> [EXERCISE DIRECTIONS]:
Pull every line with "download" from the entries below.

----

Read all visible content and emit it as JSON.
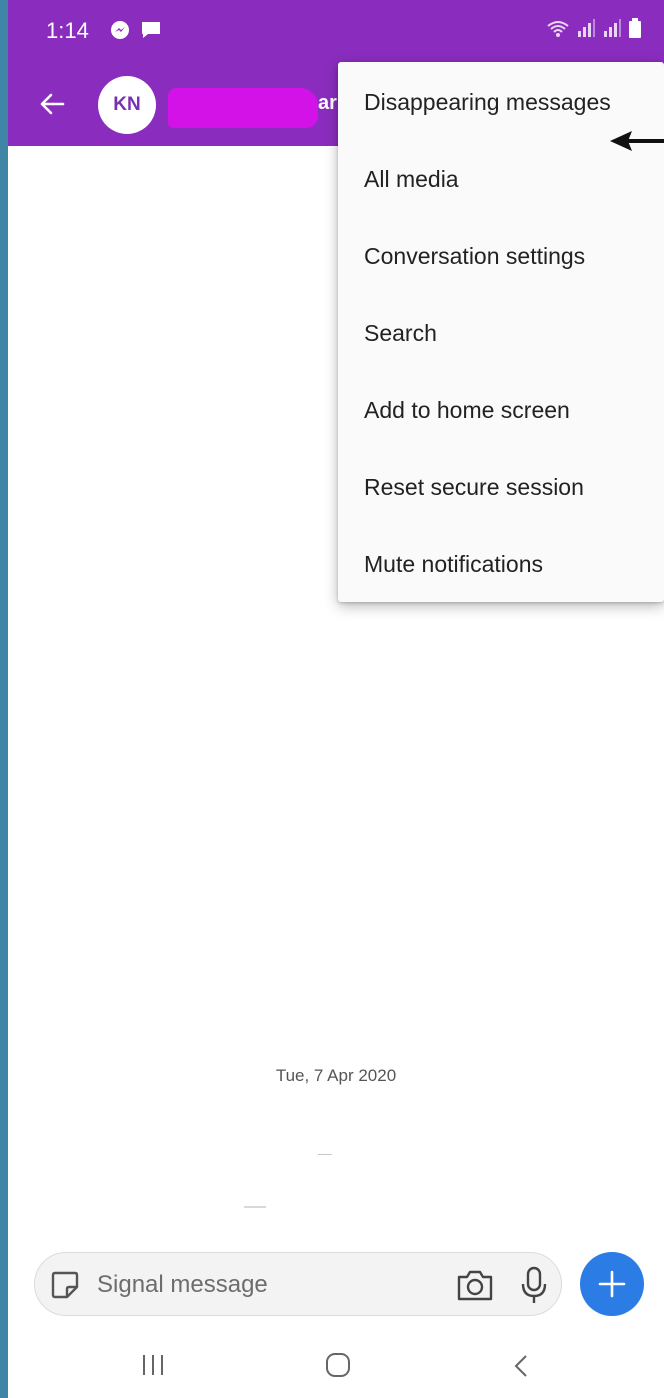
{
  "status_bar": {
    "time": "1:14",
    "left_icons": [
      "messenger-icon",
      "message-icon"
    ],
    "right_icons": [
      "wifi-icon",
      "signal-icon",
      "signal-icon",
      "battery-icon"
    ]
  },
  "app_bar": {
    "avatar_initials": "KN",
    "name_visible_fragment": "ar",
    "name_redacted": true
  },
  "overflow_menu": {
    "items": [
      {
        "label": "Disappearing messages"
      },
      {
        "label": "All media"
      },
      {
        "label": "Conversation settings"
      },
      {
        "label": "Search"
      },
      {
        "label": "Add to home screen"
      },
      {
        "label": "Reset secure session"
      },
      {
        "label": "Mute notifications"
      }
    ]
  },
  "conversation": {
    "date_divider": "Tue, 7 Apr 2020"
  },
  "composer": {
    "placeholder": "Signal message",
    "value": ""
  },
  "colors": {
    "brand": "#8a2dbf",
    "redaction": "#d312e8",
    "fab": "#2c7ce6",
    "background_frame": "#3f86a6"
  }
}
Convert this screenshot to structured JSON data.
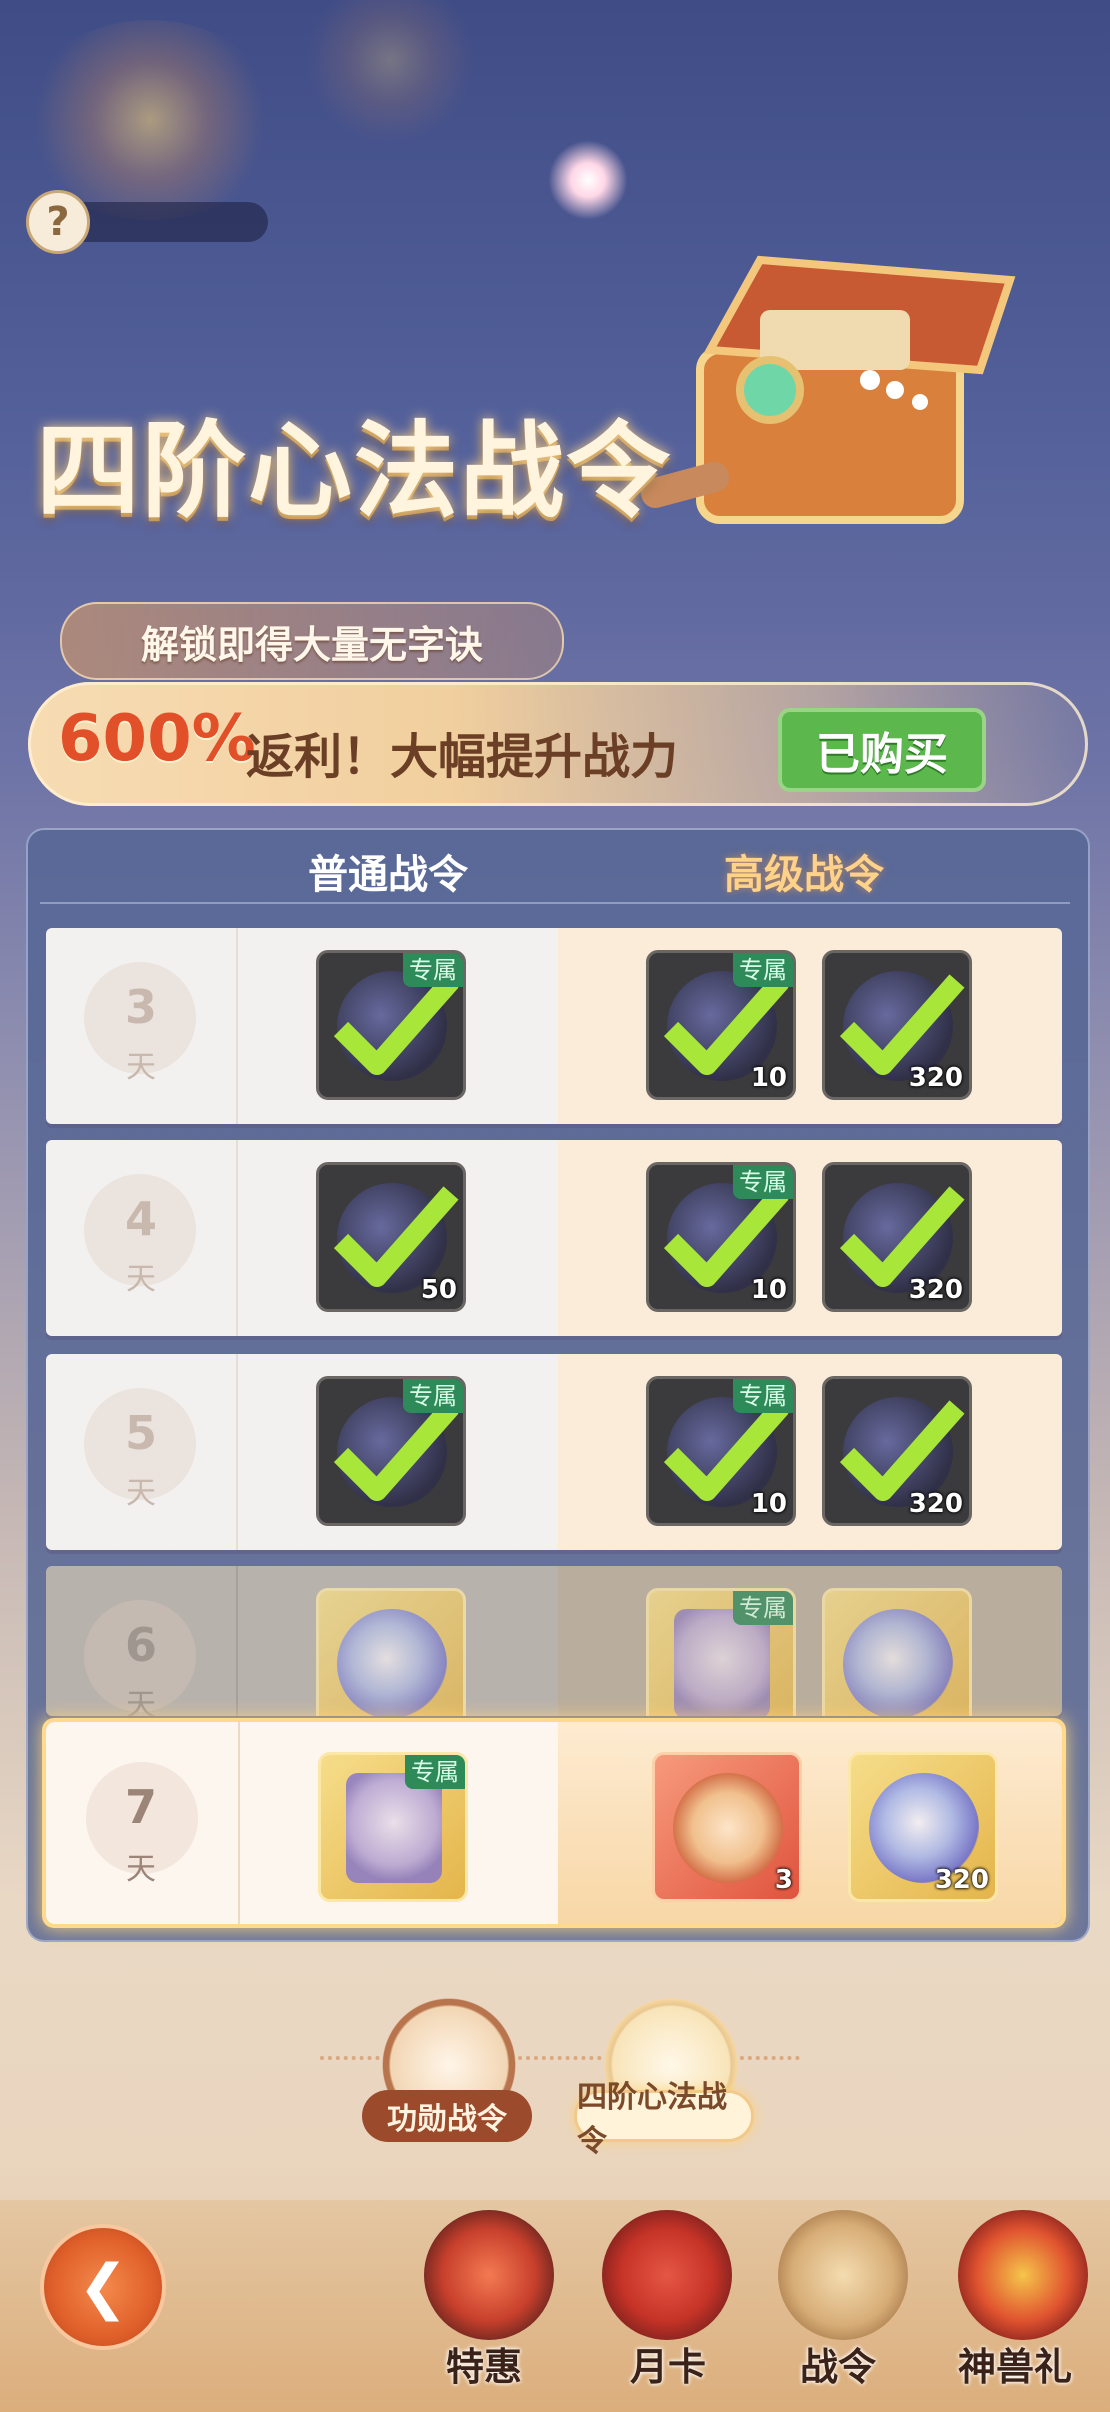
{
  "header": {
    "help_label": "?",
    "title": "四阶心法战令",
    "subtitle": "解锁即得大量无字诀",
    "promo_percent": "600%",
    "promo_text": "返利！大幅提升战力",
    "bought_label": "已购买"
  },
  "table": {
    "col_normal": "普通战令",
    "col_advanced": "高级战令",
    "day_unit": "天",
    "exclusive_tag": "专属",
    "rows": [
      {
        "day": "3",
        "normal": {
          "qty": ""
        },
        "adv1": {
          "qty": "10"
        },
        "adv2": {
          "qty": "320"
        }
      },
      {
        "day": "4",
        "normal": {
          "qty": "50"
        },
        "adv1": {
          "qty": "10"
        },
        "adv2": {
          "qty": "320"
        }
      },
      {
        "day": "5",
        "normal": {
          "qty": ""
        },
        "adv1": {
          "qty": "10"
        },
        "adv2": {
          "qty": "320"
        }
      },
      {
        "day": "6",
        "normal": {
          "qty": ""
        },
        "adv1": {
          "qty": ""
        },
        "adv2": {
          "qty": ""
        }
      },
      {
        "day": "7",
        "normal": {
          "qty": ""
        },
        "adv1": {
          "qty": "3"
        },
        "adv2": {
          "qty": "320"
        }
      }
    ]
  },
  "tabs": {
    "tab1": "功勋战令",
    "tab2": "四阶心法战令"
  },
  "nav": {
    "back_icon": "arrow-left-icon",
    "items": [
      "特惠",
      "月卡",
      "战令",
      "神兽礼"
    ]
  },
  "colors": {
    "accent_green": "#5cb74c",
    "promo_red": "#e2502a",
    "tag_green": "#2f8a5a"
  }
}
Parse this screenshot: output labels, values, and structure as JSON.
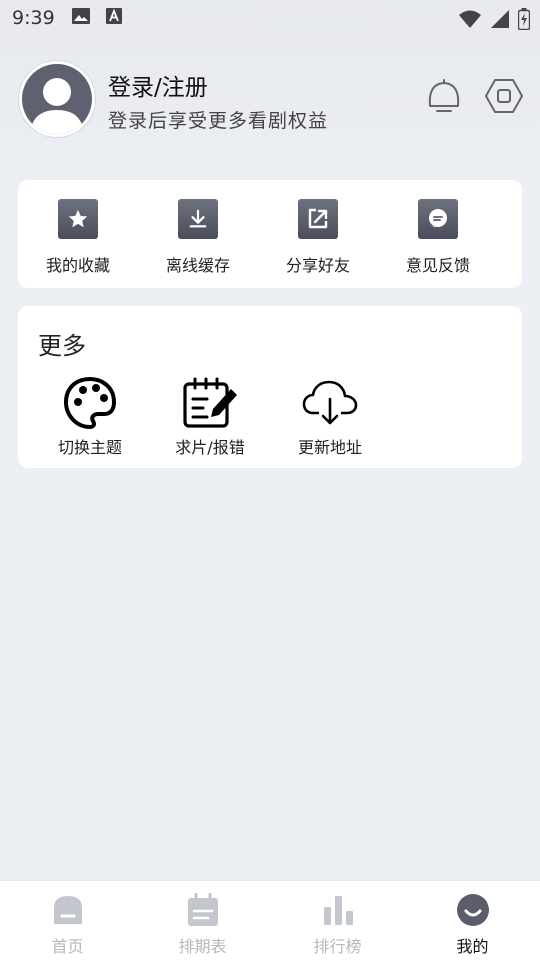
{
  "status_bar": {
    "time": "9:39",
    "icons": [
      "image-icon",
      "a-text-icon",
      "wifi-icon",
      "signal-icon",
      "battery-icon"
    ]
  },
  "profile": {
    "title": "登录/注册",
    "subtitle": "登录后享受更多看剧权益",
    "icons": [
      "notification-bell-icon",
      "settings-hexagon-icon"
    ]
  },
  "actions": [
    {
      "label": "我的收藏",
      "icon": "star-icon"
    },
    {
      "label": "离线缓存",
      "icon": "download-icon"
    },
    {
      "label": "分享好友",
      "icon": "share-icon"
    },
    {
      "label": "意见反馈",
      "icon": "feedback-icon"
    }
  ],
  "more": {
    "title": "更多",
    "items": [
      {
        "label": "切换主题",
        "icon": "palette-icon"
      },
      {
        "label": "求片/报错",
        "icon": "edit-note-icon"
      },
      {
        "label": "更新地址",
        "icon": "cloud-download-icon"
      }
    ]
  },
  "bottom_nav": {
    "items": [
      {
        "label": "首页",
        "icon": "home-icon",
        "active": false
      },
      {
        "label": "排期表",
        "icon": "calendar-icon",
        "active": false
      },
      {
        "label": "排行榜",
        "icon": "bar-chart-icon",
        "active": false
      },
      {
        "label": "我的",
        "icon": "smile-icon",
        "active": true
      }
    ]
  },
  "colors": {
    "background": "#eceff4",
    "card": "#ffffff",
    "icon_dark": "#555966",
    "nav_inactive": "#b5b8c0",
    "nav_active": "#111111"
  }
}
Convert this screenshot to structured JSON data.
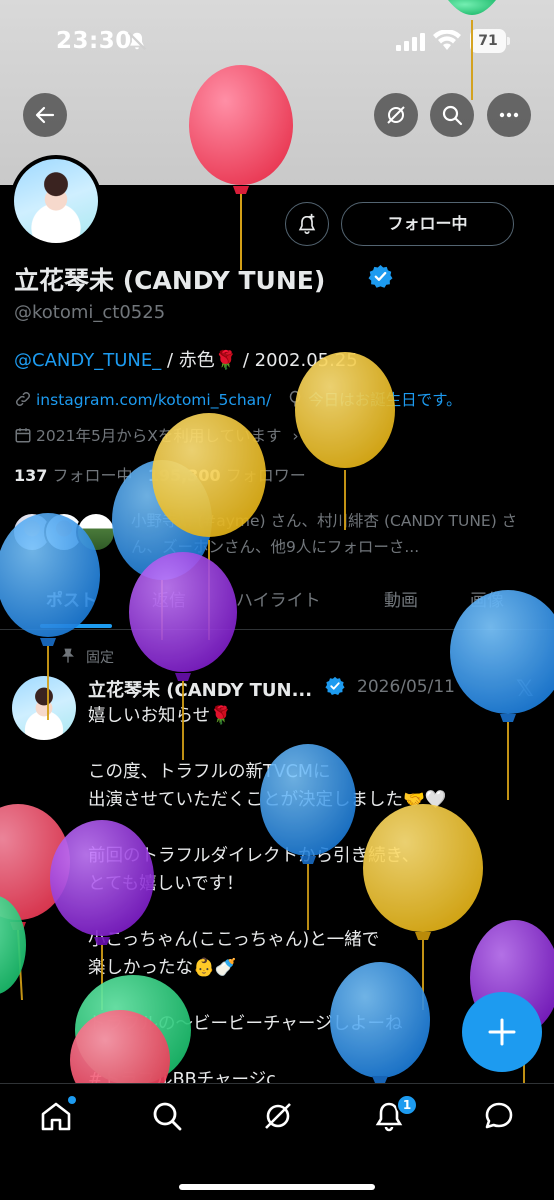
{
  "status_bar": {
    "time": "23:30",
    "battery": "71"
  },
  "profile": {
    "display_name": "立花琴未 (CANDY TUNE)",
    "handle": "@kotomi_ct0525",
    "follow_button": "フォロー中",
    "bio_mention": "@CANDY_TUNE_",
    "bio_rest": " / 赤色🌹 / 2002.05.25",
    "website": "instagram.com/kotomi_5chan/",
    "birthday": "今日はお誕生日です。",
    "joined": "2021年5月からXを利用しています",
    "following_count": "137",
    "following_label": "フォロー中",
    "followers_count": "195,300",
    "followers_label": "フォロワー",
    "followers_you_know": "小野寺... (#ayme) さん、村川緋杏 (CANDY TUNE) さん、ズーホンさん、他9人にフォローさ..."
  },
  "tabs": [
    {
      "label": "ポスト"
    },
    {
      "label": "返信"
    },
    {
      "label": "ハイライト"
    },
    {
      "label": "動画"
    },
    {
      "label": "画像"
    }
  ],
  "post": {
    "pinned_label": "固定",
    "author": "立花琴未 (CANDY TUN...",
    "date": "2026/05/11",
    "text": "嬉しいお知らせ🌹\n\nこの度、トラフルの新TVCMに\n出演させていただくことが決定しました🤝🤍\n\n前回のトラフルダイレクトから引き続き、\nとても嬉しいです！\n\n小こっちゃん(ここっちゃん)と一緒で\n楽しかったな👶🍼\n\nトラフルの〜ビービーチャージしよーね\n\n#トラフルBBチャージc"
  },
  "nav": {
    "notification_badge": "1"
  },
  "colors": {
    "accent": "#1d9bf0",
    "background": "#000000",
    "text": "#e7e9ea",
    "muted": "#71767b"
  }
}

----

> [EXERCISE OUTPUT]:
      "icon": "download-icon"
        "icon": "cloud-download-icon"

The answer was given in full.